What you are asked to do: Filter out every line below that lacks "timer", and copy the rest.

Start of Data to use

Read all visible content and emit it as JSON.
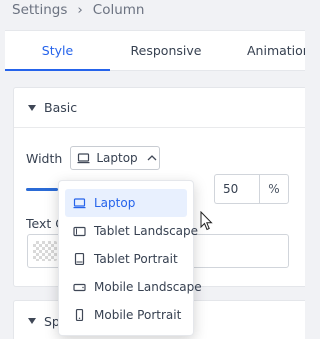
{
  "breadcrumb": {
    "root": "Settings",
    "separator": "›",
    "current": "Column"
  },
  "tabs": [
    {
      "label": "Style",
      "active": true
    },
    {
      "label": "Responsive",
      "active": false
    },
    {
      "label": "Animation",
      "active": false
    }
  ],
  "basic": {
    "title": "Basic",
    "width_label": "Width",
    "device_selected": "Laptop",
    "width_value": "50",
    "width_unit": "%",
    "text_color_label": "Text Color"
  },
  "spacing": {
    "title": "Spacing"
  },
  "device_menu": {
    "options": [
      {
        "label": "Laptop",
        "icon": "laptop-icon",
        "selected": true
      },
      {
        "label": "Tablet Landscape",
        "icon": "tablet-landscape-icon",
        "selected": false
      },
      {
        "label": "Tablet Portrait",
        "icon": "tablet-portrait-icon",
        "selected": false
      },
      {
        "label": "Mobile Landscape",
        "icon": "mobile-landscape-icon",
        "selected": false
      },
      {
        "label": "Mobile Portrait",
        "icon": "mobile-portrait-icon",
        "selected": false
      }
    ]
  },
  "colors": {
    "accent": "#2563eb",
    "selected_bg": "#e8f0fe"
  }
}
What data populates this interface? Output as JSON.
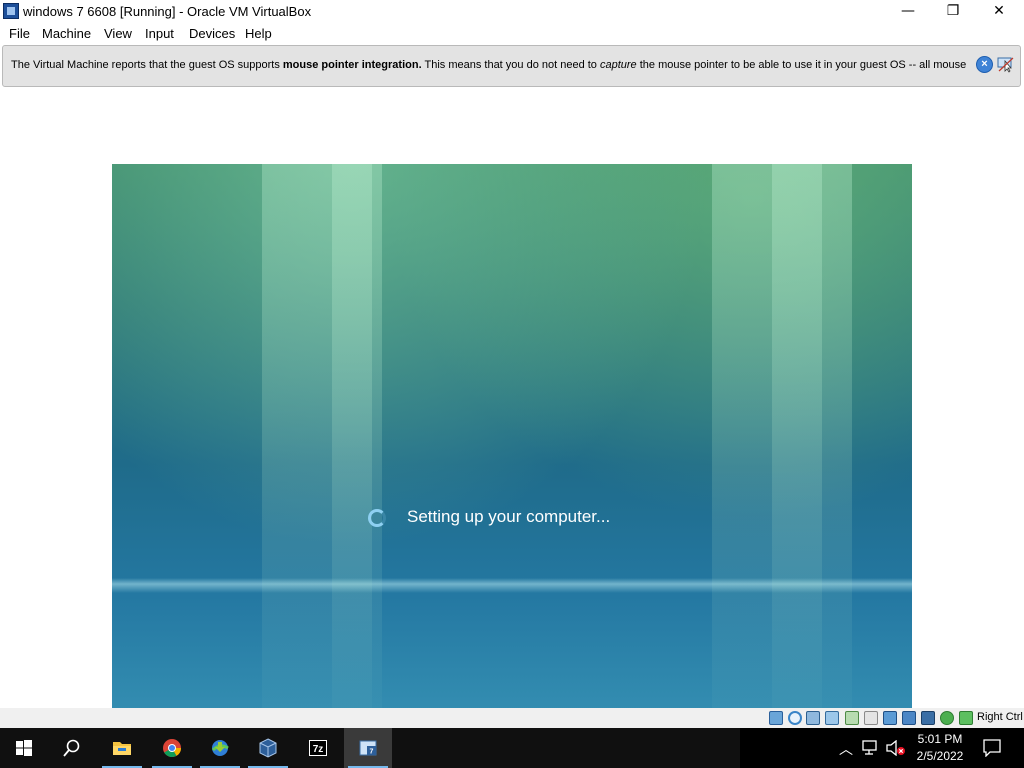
{
  "window": {
    "title": "windows 7 6608 [Running] - Oracle VM VirtualBox",
    "minimize_glyph": "—",
    "maximize_glyph": "❐",
    "close_glyph": "✕"
  },
  "menu": [
    "File",
    "Machine",
    "View",
    "Input",
    "Devices",
    "Help"
  ],
  "banner": {
    "text_part1": "The Virtual Machine reports that the guest OS supports ",
    "text_bold": "mouse pointer integration.",
    "text_part2": " This means that you do not need to ",
    "text_italic": "capture",
    "text_part3": " the mouse pointer to be able to use it in your guest OS -- all mouse"
  },
  "vm_screen": {
    "status_text": "Setting up your computer..."
  },
  "statusbar": {
    "host_key": "Right Ctrl",
    "icons": [
      "hard-disk-icon",
      "optical-drive-icon",
      "audio-icon",
      "network-icon",
      "usb-icon",
      "shared-folders-icon",
      "display-icon",
      "video-capture-icon",
      "virtualization-icon",
      "mouse-integration-icon",
      "keyboard-icon"
    ]
  },
  "taskbar": {
    "apps": [
      "start-button",
      "search-button",
      "file-explorer",
      "chrome",
      "idm",
      "virtualbox",
      "7zip",
      "vm-windows7"
    ],
    "clock_time": "5:01 PM",
    "clock_date": "2/5/2022",
    "accent": "#76b9ed"
  }
}
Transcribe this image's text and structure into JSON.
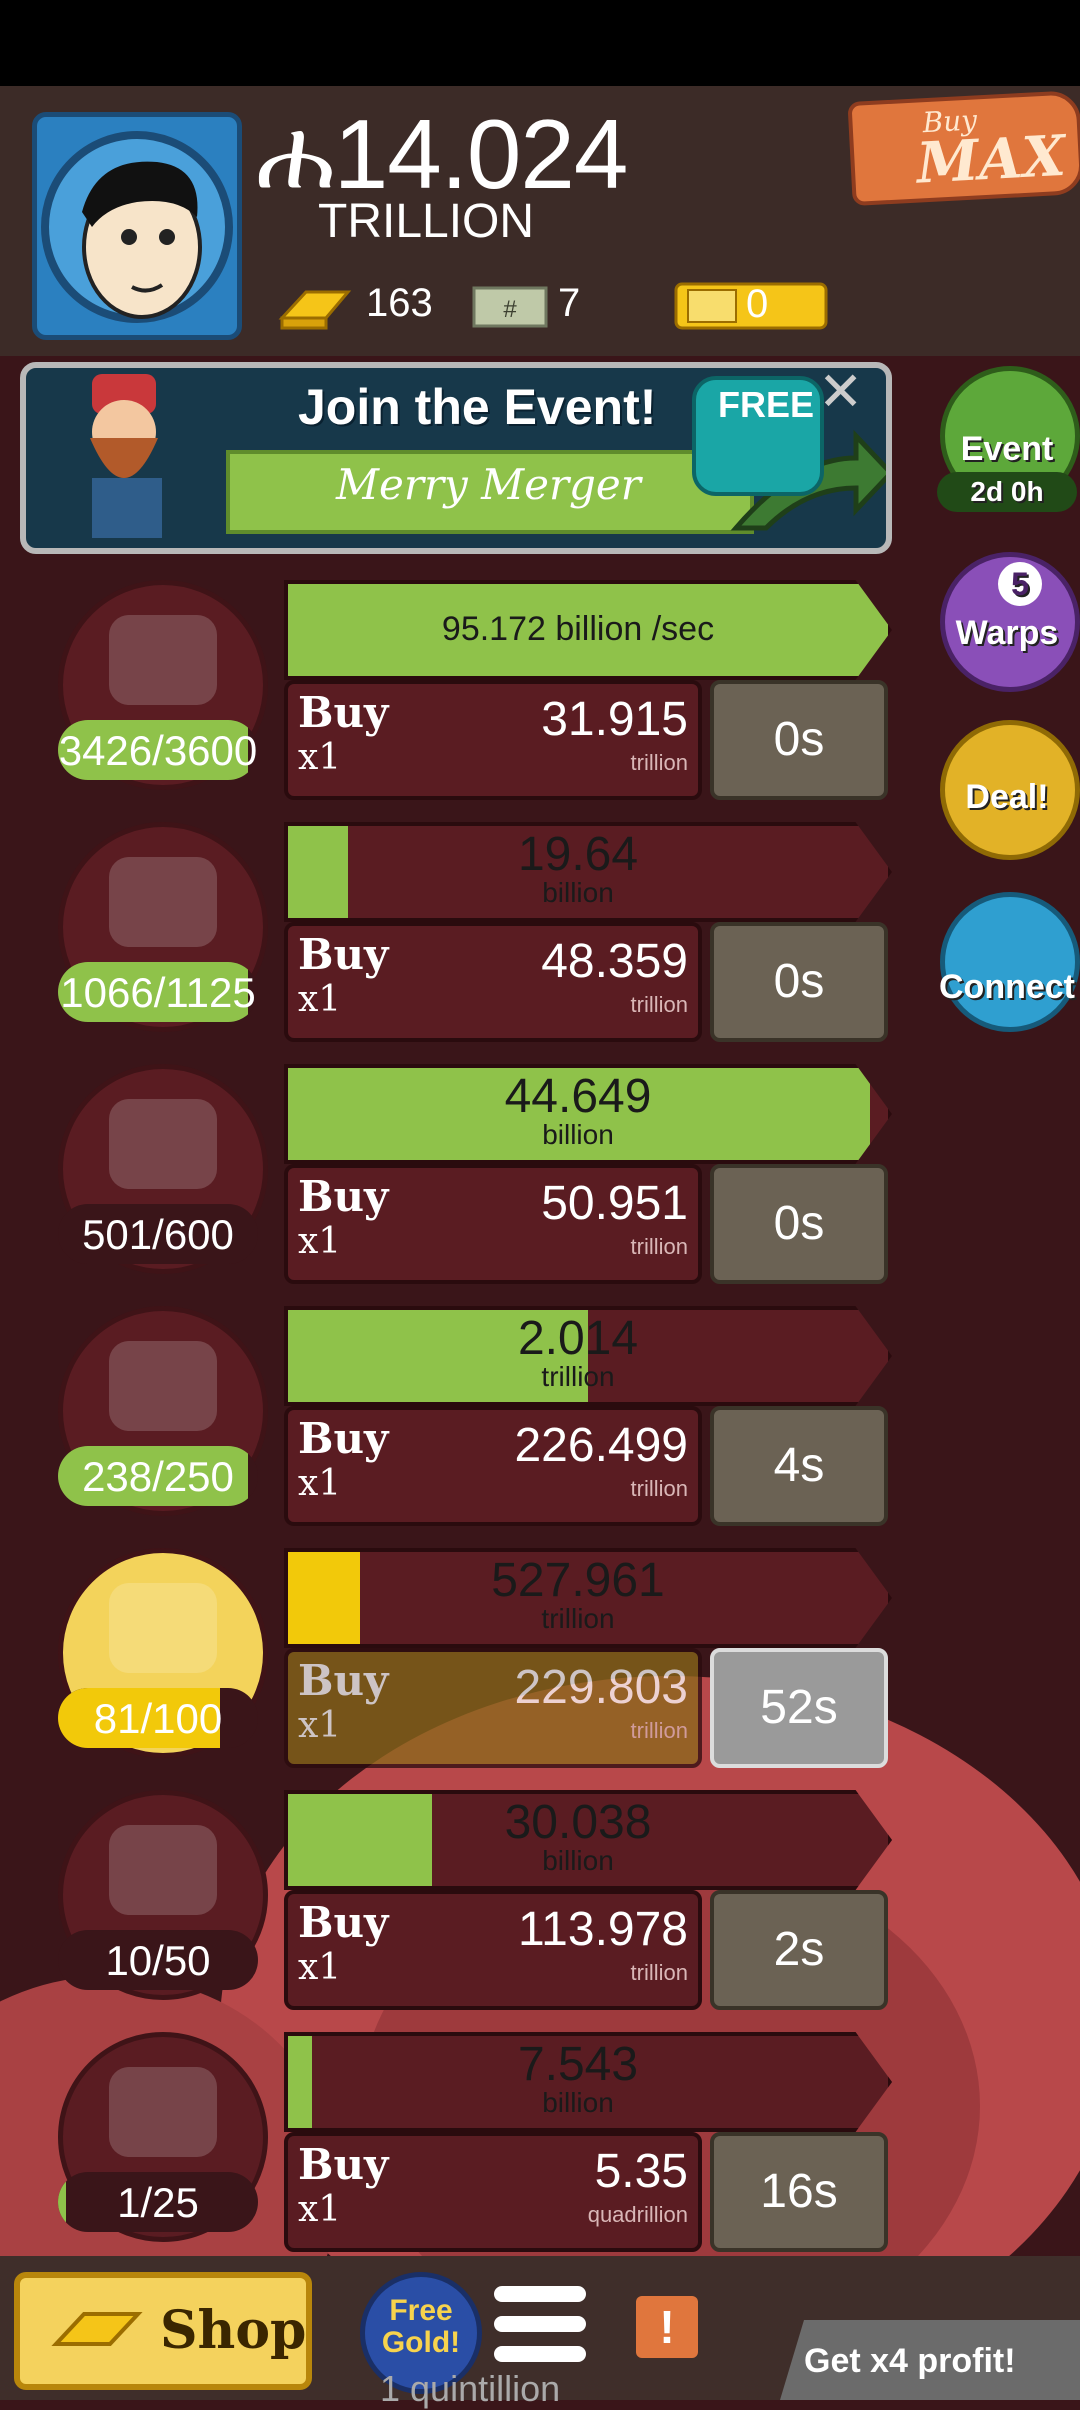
{
  "header": {
    "money_value": "ሐ14.024",
    "money_unit": "TRILLION",
    "gold_count": "163",
    "megaticket_count": "7",
    "ticket_count": "0",
    "buy_small": "Buy",
    "buy_big": "MAX"
  },
  "banner": {
    "title": "Join the Event!",
    "subtitle": "Merry Merger",
    "free_label": "FREE",
    "close_icon": "close-icon"
  },
  "side": {
    "event_label": "Event",
    "event_time": "2d 0h",
    "warps_count": "5",
    "warps_label": "Warps",
    "deal_label": "Deal!",
    "connect_label": "Connect"
  },
  "businesses": [
    {
      "count": "3426/3600",
      "count_fill": 0.95,
      "bar_text": "95.172 billion /sec",
      "bar_unit": "",
      "bar_fill": 1.0,
      "bar_color": "#8fc24a",
      "buy_label": "Buy",
      "buy_mult": "x1",
      "price": "31.915",
      "price_unit": "trillion",
      "timer": "0s",
      "icon": "rocks-icon",
      "circle": "#5a1c22",
      "pill": "#8fc24a"
    },
    {
      "count": "1066/1125",
      "count_fill": 0.95,
      "bar_text": "19.64",
      "bar_unit": "billion",
      "bar_fill": 0.1,
      "bar_color": "#8fc24a",
      "buy_label": "Buy",
      "buy_mult": "x1",
      "price": "48.359",
      "price_unit": "trillion",
      "timer": "0s",
      "icon": "chocolate-icon",
      "circle": "#5a1c22",
      "pill": "#8fc24a"
    },
    {
      "count": "501/600",
      "count_fill": 0.0,
      "bar_text": "44.649",
      "bar_unit": "billion",
      "bar_fill": 0.97,
      "bar_color": "#8fc24a",
      "buy_label": "Buy",
      "buy_mult": "x1",
      "price": "50.951",
      "price_unit": "trillion",
      "timer": "0s",
      "icon": "man-face-icon",
      "circle": "#5a1c22",
      "pill": "#8fc24a"
    },
    {
      "count": "238/250",
      "count_fill": 0.95,
      "bar_text": "2.014",
      "bar_unit": "trillion",
      "bar_fill": 0.5,
      "bar_color": "#8fc24a",
      "buy_label": "Buy",
      "buy_mult": "x1",
      "price": "226.499",
      "price_unit": "trillion",
      "timer": "4s",
      "icon": "robot-bug-icon",
      "circle": "#5a1c22",
      "pill": "#8fc24a"
    },
    {
      "count": "81/100",
      "count_fill": 0.81,
      "bar_text": "527.961",
      "bar_unit": "trillion",
      "bar_fill": 0.12,
      "bar_color": "#f2c90a",
      "buy_label": "Buy",
      "buy_mult": "x1",
      "price": "229.803",
      "price_unit": "trillion",
      "timer": "52s",
      "icon": "dollar-portal-icon",
      "circle": "#f3d35b",
      "pill": "#f2c90a"
    },
    {
      "count": "10/50",
      "count_fill": 0.0,
      "bar_text": "30.038",
      "bar_unit": "billion",
      "bar_fill": 0.24,
      "bar_color": "#8fc24a",
      "buy_label": "Buy",
      "buy_mult": "x1",
      "price": "113.978",
      "price_unit": "trillion",
      "timer": "2s",
      "icon": "astronaut-alien-icon",
      "circle": "#5a1c22",
      "pill": "#8fc24a"
    },
    {
      "count": "1/25",
      "count_fill": 0.04,
      "bar_text": "7.543",
      "bar_unit": "billion",
      "bar_fill": 0.04,
      "bar_color": "#8fc24a",
      "buy_label": "Buy",
      "buy_mult": "x1",
      "price": "5.35",
      "price_unit": "quadrillion",
      "timer": "16s",
      "icon": "brain-sunglasses-icon",
      "circle": "#5a1c22",
      "pill": "#8fc24a"
    }
  ],
  "bottom": {
    "shop_label": "Shop",
    "free_gold_label": "Free Gold!",
    "get_x4_label": "Get x4 profit!",
    "under_text": "1 quintillion"
  }
}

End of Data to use

Answer for the task:
      "timer": "0s",
      "timer": "0s",
      "timer": "0s",
      "timer": "4s",
      "timer": "52s",
      "timer": "2s",
      "timer": "16s",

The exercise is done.